▶ [Task instructions]: Below are records. Find each line in them that holds the word "title" and copy it.

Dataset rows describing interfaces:
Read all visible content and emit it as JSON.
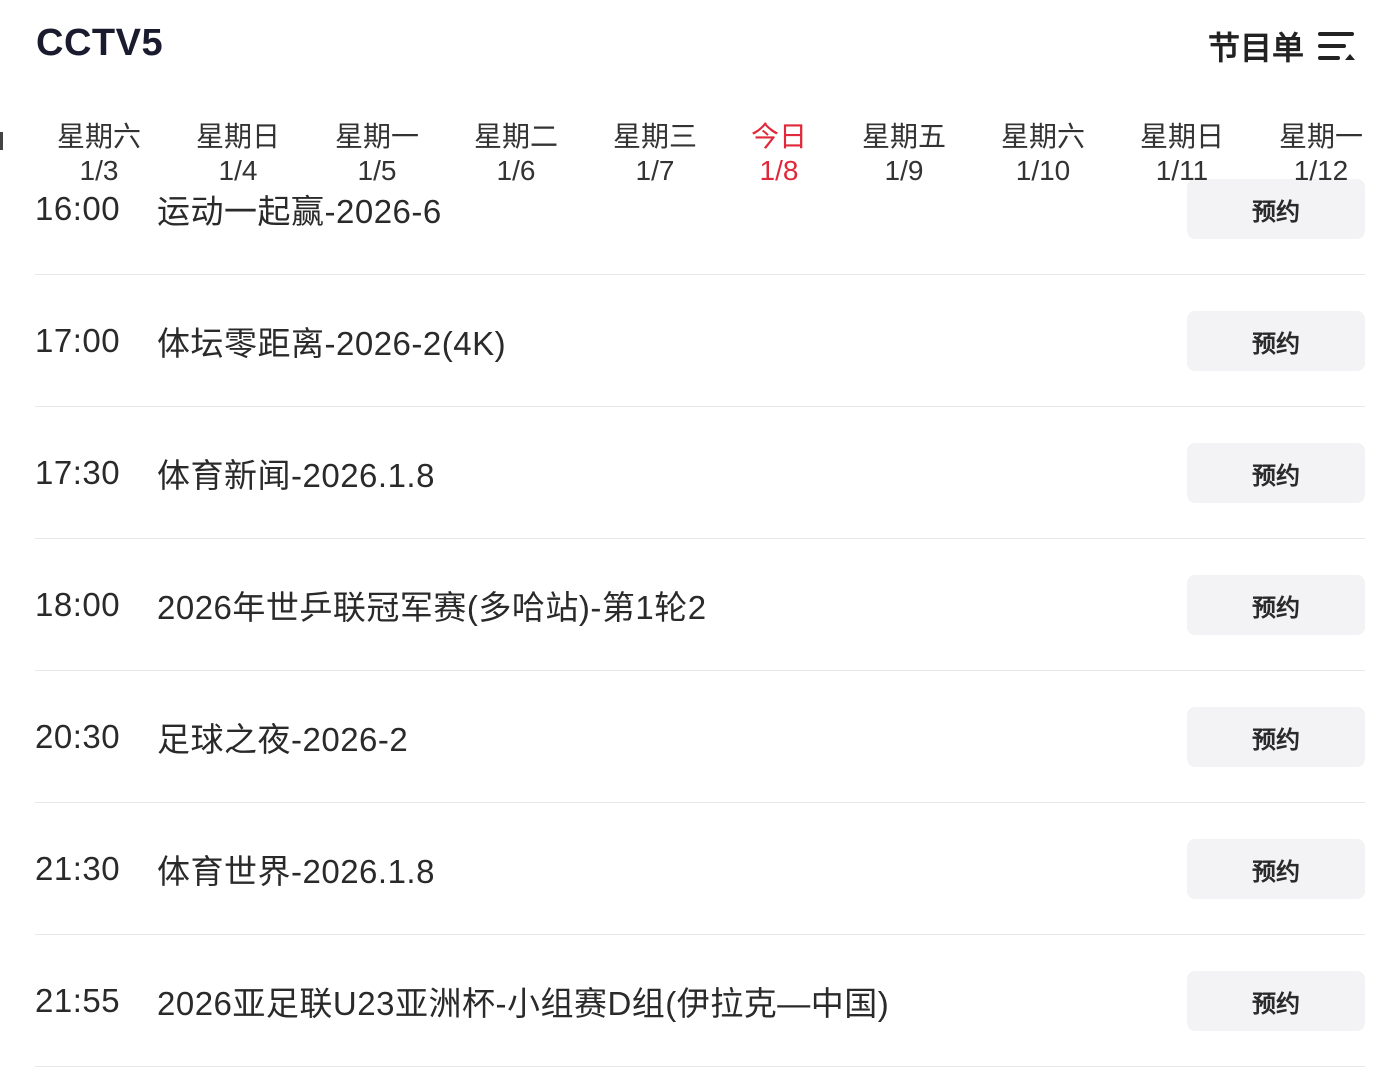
{
  "header": {
    "channel": "CCTV5",
    "schedule_label": "节目单"
  },
  "dates": [
    {
      "weekday": "星期六",
      "date": "1/3"
    },
    {
      "weekday": "星期日",
      "date": "1/4"
    },
    {
      "weekday": "星期一",
      "date": "1/5"
    },
    {
      "weekday": "星期二",
      "date": "1/6"
    },
    {
      "weekday": "星期三",
      "date": "1/7"
    },
    {
      "weekday": "今日",
      "date": "1/8"
    },
    {
      "weekday": "星期五",
      "date": "1/9"
    },
    {
      "weekday": "星期六",
      "date": "1/10"
    },
    {
      "weekday": "星期日",
      "date": "1/11"
    },
    {
      "weekday": "星期一",
      "date": "1/12"
    }
  ],
  "programs": [
    {
      "time": "16:00",
      "title": "运动一起赢-2026-6",
      "action": "预约"
    },
    {
      "time": "17:00",
      "title": "体坛零距离-2026-2(4K)",
      "action": "预约"
    },
    {
      "time": "17:30",
      "title": "体育新闻-2026.1.8",
      "action": "预约"
    },
    {
      "time": "18:00",
      "title": "2026年世乒联冠军赛(多哈站)-第1轮2",
      "action": "预约"
    },
    {
      "time": "20:30",
      "title": "足球之夜-2026-2",
      "action": "预约"
    },
    {
      "time": "21:30",
      "title": "体育世界-2026.1.8",
      "action": "预约"
    },
    {
      "time": "21:55",
      "title": "2026亚足联U23亚洲杯-小组赛D组(伊拉克—中国)",
      "action": "预约"
    }
  ],
  "colors": {
    "accent_today": "#e0283a",
    "button_bg": "#f3f3f5",
    "divider": "#e8e8ea"
  },
  "icons": {
    "schedule": "menu-lines-icon"
  }
}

▶ [Reply to the task]:
      "title": "运动一起赢-2026-6",
      "title": "体坛零距离-2026-2(4K)",
      "title": "体育新闻-2026.1.8",
      "title": "2026年世乒联冠军赛(多哈站)-第1轮2",
      "title": "足球之夜-2026-2",
      "title": "体育世界-2026.1.8",
      "title": "2026亚足联U23亚洲杯-小组赛D组(伊拉克—中国)",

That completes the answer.